An increasing number of companies are turning to Employee Stock Ownership Trust financing as a means to simultaneously raise low cost capital and provide increased employee incentives and retirement benefits while reducing the cost of qualified plan benefits. The Employee Stock Ownership Plan is a qualified plan under Section 401(a) of the Internal Revenue Code. As such it is in the same family as pension plans, profit sharing plans and stock bonus plans. Nevertheless, The Employee Stock Ownership Plan (which together with the Employee Stock Ownership Plan, is referred to as the “Trust” or “ESOP”) is qualitatively different from other types of “qualified plans,” both in its concept and in its applications. Because of its inherent flexibility, because of its ability to facilitate and enhance corporate growth and because of its separate status under the recently enacted Pension Reform Act, the ESOP possesses an assortment of unique advantages not possessed ... Read More..

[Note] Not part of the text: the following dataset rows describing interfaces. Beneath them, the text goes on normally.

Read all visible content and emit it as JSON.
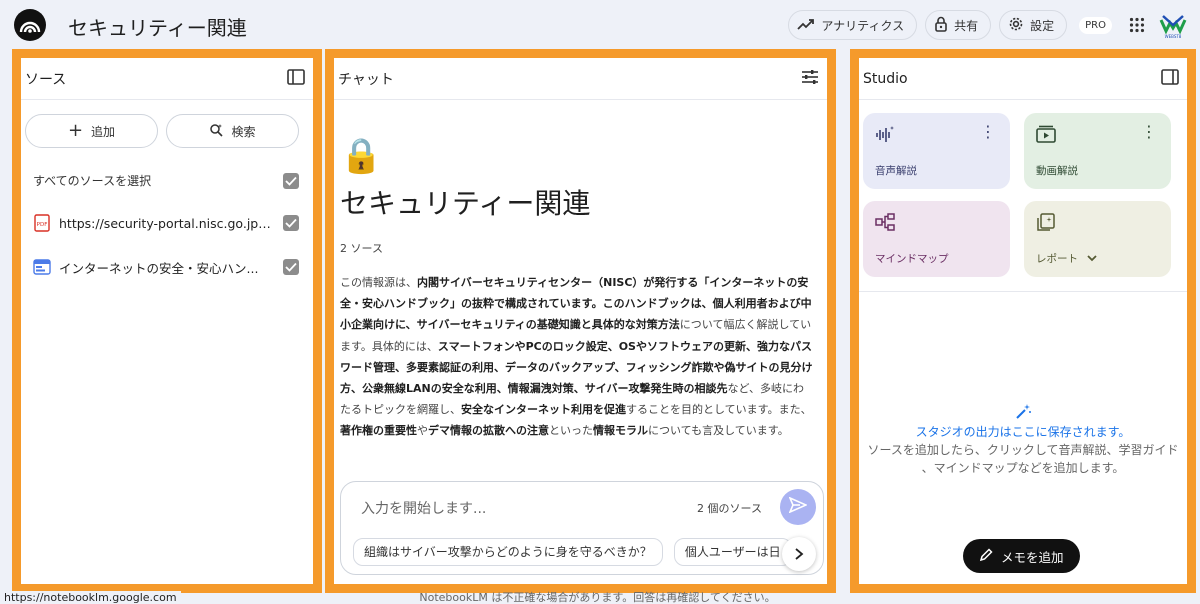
{
  "app": {
    "title": "セキュリティー関連",
    "analytics_label": "アナリティクス",
    "share_label": "共有",
    "settings_label": "設定",
    "pro_badge": "PRO",
    "corp_logo_text": "WEBST8"
  },
  "sources": {
    "header": "ソース",
    "add_label": "追加",
    "search_label": "検索",
    "select_all_label": "すべてのソースを選択",
    "items": [
      {
        "type": "pdf",
        "label": "https://security-portal.nisc.go.jp/g..."
      },
      {
        "type": "web",
        "label": "インターネットの安全・安心ハン..."
      }
    ]
  },
  "chat": {
    "header": "チャット",
    "emoji": "🔒",
    "title": "セキュリティー関連",
    "source_count": "2 ソース",
    "summary": [
      {
        "t": "この情報源は、",
        "b": false
      },
      {
        "t": "内閣サイバーセキュリティセンター（NISC）が発行する「インターネットの安全・安心ハンドブック」の抜粋で構成されています。",
        "b": true
      },
      {
        "t": "このハンドブックは、個人利用者および中小企業向けに、サイバーセキュリティの基礎知識と具体的な対策方法",
        "b": true
      },
      {
        "t": "について幅広く解説しています。具体的には、",
        "b": false
      },
      {
        "t": "スマートフォンやPCのロック設定、OSやソフトウェアの更新、強力なパスワード管理、多要素認証の利用、データのバックアップ、フィッシング詐欺や偽サイトの見分け方、公衆無線LANの安全な利用、情報漏洩対策、サイバー攻撃発生時の相談先",
        "b": true
      },
      {
        "t": "など、多岐にわたるトピックを網羅し、",
        "b": false
      },
      {
        "t": "安全なインターネット利用を促進",
        "b": true
      },
      {
        "t": "することを目的としています。また、",
        "b": false
      },
      {
        "t": "著作権の重要性",
        "b": true
      },
      {
        "t": "や",
        "b": false
      },
      {
        "t": "デマ情報の拡散への注意",
        "b": true
      },
      {
        "t": "といった",
        "b": false
      },
      {
        "t": "情報モラル",
        "b": true
      },
      {
        "t": "についても言及しています。",
        "b": false
      }
    ],
    "input_placeholder": "入力を開始します...",
    "input_source_count": "2 個のソース",
    "suggestions": [
      "組織はサイバー攻撃からどのように身を守るべきか？",
      "個人ユーザーは日"
    ]
  },
  "studio": {
    "header": "Studio",
    "tiles": {
      "audio": "音声解説",
      "video": "動画解説",
      "mindmap": "マインドマップ",
      "report": "レポート"
    },
    "empty_title": "スタジオの出力はここに保存されます。",
    "empty_line1": "ソースを追加したら、クリックして音声解説、学習ガイド",
    "empty_line2": "、マインドマップなどを追加します。",
    "add_note_label": "メモを追加"
  },
  "footer": {
    "status_url": "https://notebooklm.google.com",
    "note": "NotebookLM は不正確な場合があります。回答は再確認してください。"
  },
  "colors": {
    "accent_border": "#f59a2b",
    "send_button": "#aab3f2",
    "link_blue": "#1a73e8"
  }
}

Small companies are rushing to reward workers with employee stock ownership plans as low valuations make awarding shares more attractive By Karen E. Klein Bob Moore gathered three employee shifts together last month for pizza parties to celebrate his 81st birthday. But Moore, the founder and president of Bob’s Red Mill Natural Foods in Portland, Ore., also had a surprise announcement: He was giving his 200 employees the company he founded in 1978. “I thought some of them were going to kiss me,” Moore recalls. “It went over very, very, very well.” Moore and his partners researched their retirement options for more than a decade before settling last year on an Employee Stock Ownership Plan (ESOP). An ESOP is a tax-advantaged, qualified employee retirement plan similar to a stock bonus plan except that it can borrow money. ESOPs are typically created to buy out all or part of an owner’s interest in an ... Read More..
The NCEO has just completed an analysis of Form 5500 retirement plan filings filed by ESOP companies. The Form 5500 data are prone to considerable reporting and transcription error and should be used with caution, but many of the results described below are in accord with prior research, with our experience, and with best estimates from practitioners in the field. Among the companies studied, the average value of plan assets per participant is approximately $46,000. This compares to the average of $47,680 reported for the state of Washington in 1995 (See Wealth and Income Consequences of Employee Ownership by Peter Kardas, Adria Scharf, and Jim Keough, (Oakland, CA: National Center for Employee Ownership, 1998) and to an average 401(k) account balance of $58,000 in 2005 computed by the Employee Benefit Research Institute and Investment Company Institute. However, typically only one-third or less of 401(k) plan balances are attributable to company ... Read More..